What Should You Know About Pumping Your Septic Tank During Winter?

30 June 2016
 Categories: , Blog


If your home is serviced by a septic tank rather than the public sewer system, you may find yourself inadvertently taking an "out of sight, out of mind" approach to your tank in the absence of a monthly sewer bill. While septic tanks are efficient miniature ecosystems that utilize enzymes and bacteria to significantly reduce the volume of solid and liquid waste, they do need to be pumped on a regular basis -- and if you find yourself dealing with a full or nearly full septic tank in the dead of winter, you may wonder whether having this underground tank pumped while the ground is frozen is even an option. Will you be forced to minimize the use of your home's toilets and sinks until the ground thaws? Read on to learn more about having your septic tank pumped during winter, as well as what you can do to extend the amount of time between cleanings.

Can you have your septic tank pumped during the winter months?

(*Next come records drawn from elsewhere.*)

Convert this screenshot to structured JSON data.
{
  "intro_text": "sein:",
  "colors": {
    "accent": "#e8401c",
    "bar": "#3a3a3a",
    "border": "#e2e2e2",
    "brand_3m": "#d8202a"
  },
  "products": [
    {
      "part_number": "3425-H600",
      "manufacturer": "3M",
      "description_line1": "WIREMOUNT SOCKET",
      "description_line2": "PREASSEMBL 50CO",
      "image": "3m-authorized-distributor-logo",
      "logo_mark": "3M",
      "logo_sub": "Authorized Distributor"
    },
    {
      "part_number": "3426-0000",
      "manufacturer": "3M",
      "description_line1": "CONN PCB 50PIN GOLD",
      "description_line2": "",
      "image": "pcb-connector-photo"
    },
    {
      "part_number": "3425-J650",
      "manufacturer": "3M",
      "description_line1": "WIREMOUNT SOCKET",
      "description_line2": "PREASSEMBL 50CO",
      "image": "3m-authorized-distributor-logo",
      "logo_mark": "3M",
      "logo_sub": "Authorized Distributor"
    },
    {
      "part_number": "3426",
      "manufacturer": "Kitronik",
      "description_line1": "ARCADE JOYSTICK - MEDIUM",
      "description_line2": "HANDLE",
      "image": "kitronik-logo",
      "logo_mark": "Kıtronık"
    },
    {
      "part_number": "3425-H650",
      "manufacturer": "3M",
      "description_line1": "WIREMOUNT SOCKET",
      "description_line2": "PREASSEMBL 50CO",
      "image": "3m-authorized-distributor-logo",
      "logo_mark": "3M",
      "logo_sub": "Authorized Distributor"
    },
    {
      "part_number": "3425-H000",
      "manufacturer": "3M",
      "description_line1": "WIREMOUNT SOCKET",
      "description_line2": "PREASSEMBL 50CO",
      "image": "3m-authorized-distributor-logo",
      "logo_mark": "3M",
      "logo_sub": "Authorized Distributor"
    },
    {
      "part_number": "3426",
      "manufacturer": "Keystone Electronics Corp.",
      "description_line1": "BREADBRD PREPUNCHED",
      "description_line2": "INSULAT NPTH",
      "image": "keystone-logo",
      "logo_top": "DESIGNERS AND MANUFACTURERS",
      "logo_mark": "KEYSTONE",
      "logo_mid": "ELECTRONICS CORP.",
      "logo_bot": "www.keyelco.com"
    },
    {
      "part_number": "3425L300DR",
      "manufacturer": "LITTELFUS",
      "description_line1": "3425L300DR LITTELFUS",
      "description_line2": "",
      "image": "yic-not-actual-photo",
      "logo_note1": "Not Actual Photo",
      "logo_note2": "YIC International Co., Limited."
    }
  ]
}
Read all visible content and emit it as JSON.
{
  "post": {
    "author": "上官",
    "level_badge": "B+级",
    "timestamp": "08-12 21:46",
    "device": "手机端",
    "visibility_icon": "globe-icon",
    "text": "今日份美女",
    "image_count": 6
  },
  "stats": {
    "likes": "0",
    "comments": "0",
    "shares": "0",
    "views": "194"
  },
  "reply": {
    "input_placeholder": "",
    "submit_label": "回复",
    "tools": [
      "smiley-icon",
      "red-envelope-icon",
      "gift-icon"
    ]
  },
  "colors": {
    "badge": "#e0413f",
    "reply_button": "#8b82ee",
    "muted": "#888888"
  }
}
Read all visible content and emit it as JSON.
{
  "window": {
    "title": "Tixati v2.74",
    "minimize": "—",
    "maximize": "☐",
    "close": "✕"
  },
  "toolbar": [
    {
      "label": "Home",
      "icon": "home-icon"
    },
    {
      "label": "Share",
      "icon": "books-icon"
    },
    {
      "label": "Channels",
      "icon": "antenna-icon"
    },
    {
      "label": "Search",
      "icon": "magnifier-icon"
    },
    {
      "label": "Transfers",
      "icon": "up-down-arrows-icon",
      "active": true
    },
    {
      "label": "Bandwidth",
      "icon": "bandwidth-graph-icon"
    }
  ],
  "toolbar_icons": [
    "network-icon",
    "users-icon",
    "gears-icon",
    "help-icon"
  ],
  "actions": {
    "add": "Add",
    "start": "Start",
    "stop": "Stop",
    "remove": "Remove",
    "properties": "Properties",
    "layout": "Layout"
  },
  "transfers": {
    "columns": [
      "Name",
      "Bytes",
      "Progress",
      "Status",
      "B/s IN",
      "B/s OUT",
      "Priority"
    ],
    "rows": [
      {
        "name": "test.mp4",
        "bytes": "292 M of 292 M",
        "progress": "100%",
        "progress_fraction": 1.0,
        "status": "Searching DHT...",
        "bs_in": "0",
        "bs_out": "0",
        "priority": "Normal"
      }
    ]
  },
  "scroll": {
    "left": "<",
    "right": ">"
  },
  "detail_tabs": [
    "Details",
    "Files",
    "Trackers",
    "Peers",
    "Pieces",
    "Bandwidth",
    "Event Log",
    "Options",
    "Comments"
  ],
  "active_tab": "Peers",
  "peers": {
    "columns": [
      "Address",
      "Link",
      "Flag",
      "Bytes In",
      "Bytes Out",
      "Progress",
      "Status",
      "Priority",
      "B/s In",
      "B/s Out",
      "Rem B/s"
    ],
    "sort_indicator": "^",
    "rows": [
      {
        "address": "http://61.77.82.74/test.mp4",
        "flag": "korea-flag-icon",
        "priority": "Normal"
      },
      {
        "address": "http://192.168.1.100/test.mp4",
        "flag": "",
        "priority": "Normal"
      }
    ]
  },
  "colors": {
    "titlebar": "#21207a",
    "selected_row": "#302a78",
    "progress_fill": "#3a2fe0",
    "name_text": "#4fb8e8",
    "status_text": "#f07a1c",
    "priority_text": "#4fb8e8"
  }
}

Fortunately, most septic tanks that are regularly used won't ever completely freeze, even when the ground around them is frozen solid. Because you're regularly pumping water from your sinks, bathtub, and toilet into your septic tank, the temperature of the water and solids within it will remain above freezing. If there's snow on the ground, this can provide some additional insulation to the tank. 

However, freezing is a real risk for your tank if it becomes too full. When this happens, waste backs up into the drainage pipes, where it can freeze and cause the pipe to burst. This will mean a messy (and expensive) mid-winter excavation and pipe replacement, so it's always best to have your tank pumped as quickly as possible if you begin to notice drainage issues. 

What should you do to extend the life of your septic tank between cleanings? 

If you'd like to stretch out the amount of time between septic tank cleanings, there are a few steps you can take. First, you'll want to turn a critical eye to everything you send into your tank. If you or other family members tend to flush a lot of toilet tissue, you may want to consider using a wastebasket instead. Frequent use of the garbage disposal for greasy scraps or large volumes of food that could be easily scooped out and thrown in the trash should also be avoided. 

You may also wish to add enzymes to your septic tank periodically to keep the volume of solid waste down. These enzymes can break down solids and even neutralize certain pathogens, allowing the concrete walls of your septic tank to drain liquid waste while retaining the much smaller volume of solids that remain after enzyme processing. For more information, contact Southern Sanitary Systems Inc or a similar company.